The American Liver Foundation estimates that over 30% of the U.S. population has some degree of nonalcoholic fatty liver disease (NAFLD), the most common type of liver disease in the Western world. This can impact other facets of their overall health, because NAFLD has been linked to diabetes, obesity, insulin resistance and other metabolic risk factors.
NAFLD is highly prevalent in patients with diabetes mellitus, and increasing evidence suggests that patients with prediabetes and type 2 diabetes are at a particularly high risk for developing the progressive forms of NAFLD, nonalcoholic steatohepatitis (NASH) and associated advanced liver fibrosis.
Here’s the good news: NAFLD is reversible if caught in the early stages and accompanied by lifestyle changes. Screening and early detection can help to prevent more serious conditions such as end-stage liver disease or liver cancer. Therefore, it is critical to develop effective and efficient models to identify the subset of NAFLD patients with NASH in the settings where they receive care.
The Connection Between Diabetes and NAFLD
Because of the liver’s central role in so many body processes, excessive fat in the liver can have a ripple effect. It is associated with an increased risk of developing cardiovascular disease and can make type 2 diabetes more difficult to treat.

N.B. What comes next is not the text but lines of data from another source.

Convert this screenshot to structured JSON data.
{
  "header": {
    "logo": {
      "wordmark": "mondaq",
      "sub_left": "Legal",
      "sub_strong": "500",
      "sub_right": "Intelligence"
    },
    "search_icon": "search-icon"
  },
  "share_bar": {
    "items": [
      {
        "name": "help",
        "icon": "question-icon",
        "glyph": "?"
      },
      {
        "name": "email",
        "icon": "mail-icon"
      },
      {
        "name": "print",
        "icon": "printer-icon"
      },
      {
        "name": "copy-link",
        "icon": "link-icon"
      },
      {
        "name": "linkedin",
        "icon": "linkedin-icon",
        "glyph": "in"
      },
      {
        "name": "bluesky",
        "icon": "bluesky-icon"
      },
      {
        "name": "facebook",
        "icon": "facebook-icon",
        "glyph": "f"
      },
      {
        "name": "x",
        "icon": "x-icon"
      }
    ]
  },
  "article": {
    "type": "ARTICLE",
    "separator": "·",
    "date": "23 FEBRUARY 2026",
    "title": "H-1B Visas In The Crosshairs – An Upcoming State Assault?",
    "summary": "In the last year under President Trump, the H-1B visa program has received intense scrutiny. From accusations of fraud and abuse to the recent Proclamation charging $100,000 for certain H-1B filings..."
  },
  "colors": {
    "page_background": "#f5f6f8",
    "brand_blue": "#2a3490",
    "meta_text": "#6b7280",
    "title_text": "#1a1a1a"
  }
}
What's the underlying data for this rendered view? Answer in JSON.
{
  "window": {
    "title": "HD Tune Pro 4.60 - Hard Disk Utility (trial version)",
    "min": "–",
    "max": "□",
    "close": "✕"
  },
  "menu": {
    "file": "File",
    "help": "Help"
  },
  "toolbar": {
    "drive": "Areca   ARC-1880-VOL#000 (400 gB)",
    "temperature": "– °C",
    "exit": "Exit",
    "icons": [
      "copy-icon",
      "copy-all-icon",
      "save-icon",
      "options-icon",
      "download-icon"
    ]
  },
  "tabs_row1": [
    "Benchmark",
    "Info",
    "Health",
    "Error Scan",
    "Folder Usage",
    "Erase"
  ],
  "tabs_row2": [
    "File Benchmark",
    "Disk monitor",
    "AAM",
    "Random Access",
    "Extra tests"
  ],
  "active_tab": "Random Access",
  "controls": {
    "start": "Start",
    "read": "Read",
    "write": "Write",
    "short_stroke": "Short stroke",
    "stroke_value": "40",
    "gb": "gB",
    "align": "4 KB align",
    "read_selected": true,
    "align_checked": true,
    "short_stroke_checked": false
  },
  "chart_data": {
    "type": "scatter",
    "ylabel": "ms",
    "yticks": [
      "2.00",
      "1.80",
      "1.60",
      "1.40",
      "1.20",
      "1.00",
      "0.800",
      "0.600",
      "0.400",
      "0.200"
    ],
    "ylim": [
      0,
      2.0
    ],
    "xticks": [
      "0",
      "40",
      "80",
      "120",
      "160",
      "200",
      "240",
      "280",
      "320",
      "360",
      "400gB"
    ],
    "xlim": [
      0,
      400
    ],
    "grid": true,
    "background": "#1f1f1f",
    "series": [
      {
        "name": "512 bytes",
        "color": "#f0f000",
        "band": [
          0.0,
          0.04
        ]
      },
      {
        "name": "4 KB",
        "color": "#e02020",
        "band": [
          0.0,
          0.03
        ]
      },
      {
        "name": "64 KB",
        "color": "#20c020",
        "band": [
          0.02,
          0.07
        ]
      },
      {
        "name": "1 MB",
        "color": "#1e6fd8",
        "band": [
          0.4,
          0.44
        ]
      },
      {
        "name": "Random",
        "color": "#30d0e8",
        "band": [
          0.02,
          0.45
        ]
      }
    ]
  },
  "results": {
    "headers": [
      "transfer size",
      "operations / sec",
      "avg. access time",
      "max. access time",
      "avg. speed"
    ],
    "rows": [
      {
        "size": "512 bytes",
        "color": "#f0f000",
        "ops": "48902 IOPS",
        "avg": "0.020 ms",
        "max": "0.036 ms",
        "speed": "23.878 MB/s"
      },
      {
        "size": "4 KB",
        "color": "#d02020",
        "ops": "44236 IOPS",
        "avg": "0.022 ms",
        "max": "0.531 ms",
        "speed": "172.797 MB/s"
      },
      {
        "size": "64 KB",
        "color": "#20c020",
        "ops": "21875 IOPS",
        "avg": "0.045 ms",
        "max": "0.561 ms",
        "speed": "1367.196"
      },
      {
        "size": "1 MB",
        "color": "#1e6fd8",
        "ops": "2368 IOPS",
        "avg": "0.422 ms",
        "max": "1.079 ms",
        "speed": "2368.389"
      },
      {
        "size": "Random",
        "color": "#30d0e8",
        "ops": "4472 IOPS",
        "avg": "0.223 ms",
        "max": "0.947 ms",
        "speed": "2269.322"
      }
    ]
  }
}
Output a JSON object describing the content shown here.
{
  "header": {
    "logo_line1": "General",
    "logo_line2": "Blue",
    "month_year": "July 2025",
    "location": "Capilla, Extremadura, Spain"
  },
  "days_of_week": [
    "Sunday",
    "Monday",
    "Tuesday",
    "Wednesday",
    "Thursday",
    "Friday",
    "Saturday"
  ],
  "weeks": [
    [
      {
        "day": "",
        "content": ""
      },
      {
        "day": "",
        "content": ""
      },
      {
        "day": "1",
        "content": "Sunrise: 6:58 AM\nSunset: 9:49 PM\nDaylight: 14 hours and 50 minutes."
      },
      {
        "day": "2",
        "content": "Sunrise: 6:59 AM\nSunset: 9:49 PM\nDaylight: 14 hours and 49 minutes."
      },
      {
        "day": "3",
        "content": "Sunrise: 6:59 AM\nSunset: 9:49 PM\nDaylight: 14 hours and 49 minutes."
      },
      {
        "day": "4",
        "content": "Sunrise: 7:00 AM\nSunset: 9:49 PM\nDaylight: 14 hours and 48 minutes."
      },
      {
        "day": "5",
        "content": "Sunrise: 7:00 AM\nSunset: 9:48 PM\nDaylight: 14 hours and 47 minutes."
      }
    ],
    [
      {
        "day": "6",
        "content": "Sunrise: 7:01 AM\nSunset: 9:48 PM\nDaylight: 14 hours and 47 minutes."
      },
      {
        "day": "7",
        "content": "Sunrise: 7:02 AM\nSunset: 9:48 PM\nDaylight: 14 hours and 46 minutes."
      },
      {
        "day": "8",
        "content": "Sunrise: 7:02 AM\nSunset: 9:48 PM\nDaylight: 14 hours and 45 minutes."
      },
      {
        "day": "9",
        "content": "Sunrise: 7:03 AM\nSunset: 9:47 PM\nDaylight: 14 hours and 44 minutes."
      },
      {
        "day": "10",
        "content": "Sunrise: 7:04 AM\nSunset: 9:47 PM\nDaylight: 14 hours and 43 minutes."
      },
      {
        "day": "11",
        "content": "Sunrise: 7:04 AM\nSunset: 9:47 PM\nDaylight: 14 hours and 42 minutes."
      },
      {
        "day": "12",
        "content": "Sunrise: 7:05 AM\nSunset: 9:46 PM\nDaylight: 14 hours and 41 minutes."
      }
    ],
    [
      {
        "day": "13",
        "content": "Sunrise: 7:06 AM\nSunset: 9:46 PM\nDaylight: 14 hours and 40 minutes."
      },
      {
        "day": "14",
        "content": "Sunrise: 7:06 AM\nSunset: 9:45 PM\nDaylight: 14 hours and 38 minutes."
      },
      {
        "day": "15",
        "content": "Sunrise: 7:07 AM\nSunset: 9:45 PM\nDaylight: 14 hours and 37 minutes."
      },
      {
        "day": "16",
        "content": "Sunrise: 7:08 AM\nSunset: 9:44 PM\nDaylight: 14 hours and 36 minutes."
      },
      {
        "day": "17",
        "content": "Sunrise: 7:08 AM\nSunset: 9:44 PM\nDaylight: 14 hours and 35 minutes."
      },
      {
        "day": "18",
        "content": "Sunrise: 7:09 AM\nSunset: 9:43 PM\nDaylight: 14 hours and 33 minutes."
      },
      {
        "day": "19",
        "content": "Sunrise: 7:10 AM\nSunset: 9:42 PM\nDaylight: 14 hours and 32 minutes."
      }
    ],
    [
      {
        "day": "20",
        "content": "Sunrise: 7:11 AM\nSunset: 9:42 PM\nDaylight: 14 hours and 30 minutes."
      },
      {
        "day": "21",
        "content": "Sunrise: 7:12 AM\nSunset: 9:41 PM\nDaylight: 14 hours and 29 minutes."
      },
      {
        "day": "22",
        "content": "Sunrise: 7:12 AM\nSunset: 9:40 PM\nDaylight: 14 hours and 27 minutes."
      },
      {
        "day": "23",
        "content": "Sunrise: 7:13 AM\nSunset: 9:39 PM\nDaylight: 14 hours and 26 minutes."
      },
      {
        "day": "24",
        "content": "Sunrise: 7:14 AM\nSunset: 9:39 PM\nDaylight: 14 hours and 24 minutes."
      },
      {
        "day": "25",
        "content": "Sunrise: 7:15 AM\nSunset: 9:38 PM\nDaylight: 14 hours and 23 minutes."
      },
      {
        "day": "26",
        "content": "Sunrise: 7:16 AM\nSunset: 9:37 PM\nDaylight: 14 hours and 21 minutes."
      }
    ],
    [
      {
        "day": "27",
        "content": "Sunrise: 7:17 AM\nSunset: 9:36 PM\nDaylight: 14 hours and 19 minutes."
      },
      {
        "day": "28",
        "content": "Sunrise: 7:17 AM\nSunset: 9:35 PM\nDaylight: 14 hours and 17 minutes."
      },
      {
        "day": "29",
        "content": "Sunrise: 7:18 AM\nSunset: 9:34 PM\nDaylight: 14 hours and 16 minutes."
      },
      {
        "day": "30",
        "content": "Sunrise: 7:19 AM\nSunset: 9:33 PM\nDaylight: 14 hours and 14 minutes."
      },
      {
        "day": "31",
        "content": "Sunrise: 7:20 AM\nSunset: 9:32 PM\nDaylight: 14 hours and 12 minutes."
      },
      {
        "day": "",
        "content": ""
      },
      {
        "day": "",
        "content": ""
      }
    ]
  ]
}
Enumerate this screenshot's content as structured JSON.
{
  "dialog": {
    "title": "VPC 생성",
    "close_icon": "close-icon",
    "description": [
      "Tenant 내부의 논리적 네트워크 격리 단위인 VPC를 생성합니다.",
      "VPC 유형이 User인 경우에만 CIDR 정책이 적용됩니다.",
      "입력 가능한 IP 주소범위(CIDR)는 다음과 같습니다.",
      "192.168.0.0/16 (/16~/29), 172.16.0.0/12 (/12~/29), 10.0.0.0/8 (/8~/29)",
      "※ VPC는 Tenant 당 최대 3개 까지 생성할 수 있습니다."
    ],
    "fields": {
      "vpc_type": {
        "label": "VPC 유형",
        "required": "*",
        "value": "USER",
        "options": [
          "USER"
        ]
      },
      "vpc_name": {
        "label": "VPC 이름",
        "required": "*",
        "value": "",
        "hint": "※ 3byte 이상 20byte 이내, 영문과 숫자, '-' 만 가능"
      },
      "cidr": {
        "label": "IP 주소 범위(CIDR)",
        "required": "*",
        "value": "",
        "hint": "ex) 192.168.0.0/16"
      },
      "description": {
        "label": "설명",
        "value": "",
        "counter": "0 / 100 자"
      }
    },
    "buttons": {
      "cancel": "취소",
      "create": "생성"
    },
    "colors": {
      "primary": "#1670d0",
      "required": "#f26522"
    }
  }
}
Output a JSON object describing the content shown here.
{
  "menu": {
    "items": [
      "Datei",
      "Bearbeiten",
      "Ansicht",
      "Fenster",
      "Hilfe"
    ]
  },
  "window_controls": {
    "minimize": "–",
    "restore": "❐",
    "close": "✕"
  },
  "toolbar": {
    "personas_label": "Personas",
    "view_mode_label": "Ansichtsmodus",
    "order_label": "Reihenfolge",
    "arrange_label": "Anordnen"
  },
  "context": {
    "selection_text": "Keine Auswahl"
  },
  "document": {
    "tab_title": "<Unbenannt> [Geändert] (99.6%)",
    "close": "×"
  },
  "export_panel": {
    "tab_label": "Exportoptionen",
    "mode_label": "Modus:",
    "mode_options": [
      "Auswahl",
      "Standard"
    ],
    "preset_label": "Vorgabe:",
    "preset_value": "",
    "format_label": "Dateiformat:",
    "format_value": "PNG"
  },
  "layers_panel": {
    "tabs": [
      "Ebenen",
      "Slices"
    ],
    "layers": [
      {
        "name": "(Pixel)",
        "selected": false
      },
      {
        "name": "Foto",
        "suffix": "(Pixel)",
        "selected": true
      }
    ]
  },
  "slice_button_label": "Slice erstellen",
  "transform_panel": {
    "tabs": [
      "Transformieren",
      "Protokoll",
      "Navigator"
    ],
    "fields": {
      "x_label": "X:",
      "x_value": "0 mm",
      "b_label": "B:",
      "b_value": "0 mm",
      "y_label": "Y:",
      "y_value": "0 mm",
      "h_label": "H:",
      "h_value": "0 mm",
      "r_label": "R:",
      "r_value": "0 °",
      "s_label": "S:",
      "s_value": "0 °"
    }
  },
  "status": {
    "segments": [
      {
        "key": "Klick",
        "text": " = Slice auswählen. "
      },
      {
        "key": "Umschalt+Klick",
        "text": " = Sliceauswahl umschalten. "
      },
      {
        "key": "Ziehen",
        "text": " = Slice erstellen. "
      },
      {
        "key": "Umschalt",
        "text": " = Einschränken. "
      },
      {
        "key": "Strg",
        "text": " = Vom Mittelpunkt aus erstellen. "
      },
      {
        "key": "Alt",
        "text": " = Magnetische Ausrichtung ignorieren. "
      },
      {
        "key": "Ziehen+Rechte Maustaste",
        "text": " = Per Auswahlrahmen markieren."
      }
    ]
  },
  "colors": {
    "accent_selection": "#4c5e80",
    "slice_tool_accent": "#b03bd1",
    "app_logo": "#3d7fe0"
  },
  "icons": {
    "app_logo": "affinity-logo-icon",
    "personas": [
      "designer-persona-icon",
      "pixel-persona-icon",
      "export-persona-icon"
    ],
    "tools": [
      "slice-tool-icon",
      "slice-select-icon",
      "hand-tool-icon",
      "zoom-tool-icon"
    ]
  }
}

Diabetes also may be a cause of fatty liver and liver disease, and those with diabetes and NAFLD may be more likely to develop and die from liver disease than those without diabetes. There’s also a link between type 1 diabetes and liver disease, further supporting the idea that diabetes alone, without insulin resistance, is a factor in liver disease.
What’s more, depending on their comorbidity profile, prediabetic patients with NAFLD may be as much as five times more likely to develop overt diabetes than non-NAFLD patients. In fact, NAFLD and type 2 diabetes have reciprocal risk factors, further complicating diabetes management and increasing the likelihood of liver and cardiovascular complications.
Finally, diabetes and NAFLD have mutual pathogenetic mechanisms, suggesting that genetic and environmental factors interact with metabolic derangements to accelerate NAFLD progression in diabetic patients.
Early Detection Is Paramount
Physicians can perform a blood test to look for liver enzymes released after a liver cell is injured or dies, which may suggest inflammation. But today’s gold standard is a liver sample through biopsy, allowing doctors to see signs of scar tissue and liver cell damage (called “ballooning”) under a microscope to determine how far the disease has progressed.
Although this method is the “gold standard” for making the diagnosis of NASH, it is an invasive procedure with potential side effects that are infrequent but clinically important, and it has been reported that it is not fully accurate in up to 30% of cases. In addition, there is significant time and expense associated with this procedure. Given these limitations, accurate noninvasive measures of liver health are of paramount importance.
Noninvasive Screening Methods
A growing number of savvy health care providers have begun to adopt new noninvasive screening methods that can detect NAFLD in the absence of indications or warning signs. This new painless approach can be performed in the doctor’s office as part of an annual exam, and it is covered by Medicare, Medicaid and other insurance plans.
A 10-minute screening offers clarity about liver health — measuring liver fat content and liver stiffness (associated with fibrosis and cirrhosis) — while potentially eliminating the need for a liver biopsy and/or further testing. Test scores provide information the physician needs to make a referral to a specialist or recommend additional assessments. It’s likely that a yearly NAFLD screening will become standard practice similar to a mammography or A1c blood sugar testing.
FibroScan is one technique that can be used to measure the amount of liver stiffness and fat. It can be used to rule out the need for further assessment, such as a liver biopsy, saving time and resources for people who don’t need to undergo additional assessment.
Identifying Asymptomatic Patients
An interim look at an ongoing study of 10,000 patients with no history of liver disease was conducted in community-based endoscopy centers by the Florida Research Institute. Only 43% of the patients evaluated had what are considered normal livers based on a FibroScan assessment alone, while the remainder had some form of liver abnormality, ranging from elevated liver fat to liver fibrosis. This analysis of the first 367 patients suggests a significant rate of undiagnosed NAFLD in the population studied.
These results highlight the value of identifying asymptomatic patients who may be at risk for advancing disease for earlier intervention, while the increasing prevalence of disease shows the vital importance of regular assessment.
Dr. Juan Frias is the medical director and principal investigator at National Research Institute in Los Angeles.